Frustrated, My father and mother had a discussion behind a closed bedroom door. At least that’s what my young mind thought was going on….
And that evening, I found the last code I had didn’t work.
I tried, quickly a few patterns, which didn’t work as well, and over the next few days I exhausted all patterns I could think of.
I was stumped, but not defeated.
I knew that the number of possibilities of possible codes they entered was 10,000. or more specifically – the range was “0000” to “9999”.
So over the course of a two weeks as my brother kept a lookout – I started with “0000”, the “0001”, then “0002”, and so on… Every time I stopped, I wrote the last number I tried in a book, and started again at the next number the next day.
That’s when I discovered the code. “1518”
Thankfully, the number wasn’t too high. But I had diligently put in one thousand five hundred and eighteen different variations before coming across the winning combination.
My mom discovered what I had accomplished that day as she caught us watching yet another rated “R” movie.
Frustrated, she threw down the gauntlet.
“Dammit, Brian, I don’t want you watching that without us. Please stop doing that!” she scolded.
This is what’s known as a BRUTE FORCE attack. Where every possible combination of numbers and letters (and special characters) are strung together to figure out what you created for a password.
Given a long enough time or computing power, ANY password can be brute force cracked. Here’s an example of how this would work with Amazon leveraging Amazon’s rules for passwords:
So what a hacker looks at are the rules here. Doing a brute force attack, we know that there are 26 letters in the English alphabet, and with Amazon – the password is case sensitive bringing the total numbers of letters up to 52. Add in special characters, 33 in total, and numbers, 10, that makes for 95 different possible characters in every position of the password.
Here’s a list of those special characters:
So if one were to brute force an Amazon password, one would start with ‘aaaaaaaa’ and cycle through every character, up to and including special characters in a fashion that looks like this: ‘aaaaaaa?’, ‘aaaaaaa@’, ‘aaaaaaa[‘, and so on, eventually exhausting every combination of the 95 characters in an 8 digit string of characters which is Amazon’s MINIMUM.
And if that didn’t work, then one would start over with 9 characters and repeat the entire thing, to 10 characters, to 11, and so on.
Over a long enough period of time, every password on Earth for every account, everywhere, could be figured out leveraging a brute force attack like this.
MANY companies have done a lot to prevent brute force attacks from happening.
Some will put a time lock on an account that has had too many failed attempts on it, which will lock the account for 15 minutes, an hour, a day – an arbitrary amount of time set by the administrator.

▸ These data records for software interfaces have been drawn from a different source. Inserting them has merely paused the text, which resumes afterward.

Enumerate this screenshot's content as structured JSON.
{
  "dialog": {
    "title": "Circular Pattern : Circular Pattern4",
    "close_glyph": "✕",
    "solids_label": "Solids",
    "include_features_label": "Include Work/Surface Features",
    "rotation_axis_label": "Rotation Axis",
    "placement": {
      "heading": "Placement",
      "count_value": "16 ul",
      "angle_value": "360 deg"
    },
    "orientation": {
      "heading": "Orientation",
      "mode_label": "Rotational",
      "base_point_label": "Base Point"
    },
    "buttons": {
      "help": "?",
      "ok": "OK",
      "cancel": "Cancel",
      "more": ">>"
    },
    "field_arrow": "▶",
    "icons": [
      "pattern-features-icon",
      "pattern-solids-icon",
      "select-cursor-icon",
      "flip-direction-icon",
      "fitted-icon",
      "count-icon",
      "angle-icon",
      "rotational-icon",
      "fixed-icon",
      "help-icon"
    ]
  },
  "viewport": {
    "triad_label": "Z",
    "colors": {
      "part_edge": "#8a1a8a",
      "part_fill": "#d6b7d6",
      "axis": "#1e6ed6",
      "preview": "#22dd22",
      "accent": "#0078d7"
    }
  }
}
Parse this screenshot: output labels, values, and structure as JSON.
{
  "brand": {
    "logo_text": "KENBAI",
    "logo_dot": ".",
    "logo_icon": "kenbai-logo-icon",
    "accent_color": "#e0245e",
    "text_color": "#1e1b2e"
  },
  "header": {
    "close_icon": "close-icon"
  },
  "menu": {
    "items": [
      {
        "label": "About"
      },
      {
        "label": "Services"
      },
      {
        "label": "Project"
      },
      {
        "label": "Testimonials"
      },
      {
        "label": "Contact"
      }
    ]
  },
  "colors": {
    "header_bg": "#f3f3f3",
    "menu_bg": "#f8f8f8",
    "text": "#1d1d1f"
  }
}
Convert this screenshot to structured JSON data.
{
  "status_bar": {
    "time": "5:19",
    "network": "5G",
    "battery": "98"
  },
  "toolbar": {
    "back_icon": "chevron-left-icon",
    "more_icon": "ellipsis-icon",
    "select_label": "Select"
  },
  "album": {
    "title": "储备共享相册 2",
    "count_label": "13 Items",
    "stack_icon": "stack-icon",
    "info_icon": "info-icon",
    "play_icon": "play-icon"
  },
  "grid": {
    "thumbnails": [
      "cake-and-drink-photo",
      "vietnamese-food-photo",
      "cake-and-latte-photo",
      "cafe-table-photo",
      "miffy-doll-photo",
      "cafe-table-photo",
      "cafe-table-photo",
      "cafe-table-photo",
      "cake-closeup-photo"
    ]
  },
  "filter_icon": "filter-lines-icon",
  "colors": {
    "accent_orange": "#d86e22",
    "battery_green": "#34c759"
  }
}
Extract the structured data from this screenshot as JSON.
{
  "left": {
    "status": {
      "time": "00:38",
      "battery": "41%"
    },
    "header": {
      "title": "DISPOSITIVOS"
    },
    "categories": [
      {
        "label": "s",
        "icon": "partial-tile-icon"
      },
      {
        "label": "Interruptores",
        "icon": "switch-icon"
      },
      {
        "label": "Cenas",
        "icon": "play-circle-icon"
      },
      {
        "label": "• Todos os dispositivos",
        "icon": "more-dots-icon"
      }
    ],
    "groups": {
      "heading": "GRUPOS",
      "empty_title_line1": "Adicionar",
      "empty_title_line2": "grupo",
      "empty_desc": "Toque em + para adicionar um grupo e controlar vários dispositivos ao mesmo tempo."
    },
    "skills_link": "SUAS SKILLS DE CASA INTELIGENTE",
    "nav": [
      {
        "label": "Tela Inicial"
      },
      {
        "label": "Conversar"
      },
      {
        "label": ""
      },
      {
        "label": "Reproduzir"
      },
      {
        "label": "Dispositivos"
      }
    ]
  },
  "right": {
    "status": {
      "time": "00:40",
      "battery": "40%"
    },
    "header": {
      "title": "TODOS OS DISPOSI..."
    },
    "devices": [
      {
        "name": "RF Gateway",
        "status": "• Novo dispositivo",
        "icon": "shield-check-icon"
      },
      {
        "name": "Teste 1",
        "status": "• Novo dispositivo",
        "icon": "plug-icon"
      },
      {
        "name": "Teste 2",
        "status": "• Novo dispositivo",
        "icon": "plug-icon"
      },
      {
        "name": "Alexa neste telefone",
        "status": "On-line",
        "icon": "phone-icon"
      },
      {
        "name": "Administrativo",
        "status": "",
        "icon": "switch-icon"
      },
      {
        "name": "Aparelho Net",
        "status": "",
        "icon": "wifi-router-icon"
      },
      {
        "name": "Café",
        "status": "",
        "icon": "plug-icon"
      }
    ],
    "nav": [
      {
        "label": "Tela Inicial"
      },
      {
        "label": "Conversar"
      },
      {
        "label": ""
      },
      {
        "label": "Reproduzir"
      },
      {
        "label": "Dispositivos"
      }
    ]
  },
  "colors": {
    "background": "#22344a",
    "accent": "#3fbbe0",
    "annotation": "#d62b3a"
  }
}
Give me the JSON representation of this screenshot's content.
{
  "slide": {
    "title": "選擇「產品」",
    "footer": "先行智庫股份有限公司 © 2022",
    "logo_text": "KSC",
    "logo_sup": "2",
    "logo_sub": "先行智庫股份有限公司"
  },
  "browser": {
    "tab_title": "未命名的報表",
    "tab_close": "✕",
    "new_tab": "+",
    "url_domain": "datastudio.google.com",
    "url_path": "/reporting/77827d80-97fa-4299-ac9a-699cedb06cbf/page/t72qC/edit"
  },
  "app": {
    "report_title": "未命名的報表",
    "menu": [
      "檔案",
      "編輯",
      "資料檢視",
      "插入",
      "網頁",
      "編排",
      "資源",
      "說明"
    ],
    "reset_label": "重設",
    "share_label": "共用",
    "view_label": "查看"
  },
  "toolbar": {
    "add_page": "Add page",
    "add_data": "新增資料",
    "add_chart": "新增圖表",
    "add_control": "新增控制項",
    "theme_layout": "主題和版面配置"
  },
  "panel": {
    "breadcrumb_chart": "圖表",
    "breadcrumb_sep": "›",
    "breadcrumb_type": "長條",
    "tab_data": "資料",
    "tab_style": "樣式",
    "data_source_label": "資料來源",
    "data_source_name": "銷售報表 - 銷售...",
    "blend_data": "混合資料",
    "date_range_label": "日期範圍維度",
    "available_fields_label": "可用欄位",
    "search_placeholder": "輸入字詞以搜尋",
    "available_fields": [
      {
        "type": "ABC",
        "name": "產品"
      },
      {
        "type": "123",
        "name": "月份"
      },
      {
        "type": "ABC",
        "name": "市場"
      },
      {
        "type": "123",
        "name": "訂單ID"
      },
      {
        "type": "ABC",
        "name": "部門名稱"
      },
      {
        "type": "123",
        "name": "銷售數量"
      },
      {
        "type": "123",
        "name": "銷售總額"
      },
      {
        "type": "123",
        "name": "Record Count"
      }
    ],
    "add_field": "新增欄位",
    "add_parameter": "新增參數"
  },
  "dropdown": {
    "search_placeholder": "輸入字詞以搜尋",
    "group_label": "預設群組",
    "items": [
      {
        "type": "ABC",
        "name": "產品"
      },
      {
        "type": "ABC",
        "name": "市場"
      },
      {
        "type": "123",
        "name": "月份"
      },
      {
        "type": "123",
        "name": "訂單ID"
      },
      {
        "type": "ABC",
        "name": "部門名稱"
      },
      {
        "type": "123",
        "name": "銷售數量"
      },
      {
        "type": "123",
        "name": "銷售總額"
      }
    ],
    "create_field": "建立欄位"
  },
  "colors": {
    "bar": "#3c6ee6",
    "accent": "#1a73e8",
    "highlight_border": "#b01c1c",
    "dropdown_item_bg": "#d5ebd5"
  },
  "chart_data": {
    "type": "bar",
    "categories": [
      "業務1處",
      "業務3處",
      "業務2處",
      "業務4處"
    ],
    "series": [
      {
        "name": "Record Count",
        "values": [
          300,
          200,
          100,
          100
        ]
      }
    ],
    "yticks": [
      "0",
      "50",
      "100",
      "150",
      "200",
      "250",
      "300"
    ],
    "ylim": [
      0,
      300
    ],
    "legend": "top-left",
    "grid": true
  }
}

Some will lock the account entirely with too many failed attempts, requiring an email confirmation and sometimes voice authorization to reopen and other methods to reopen.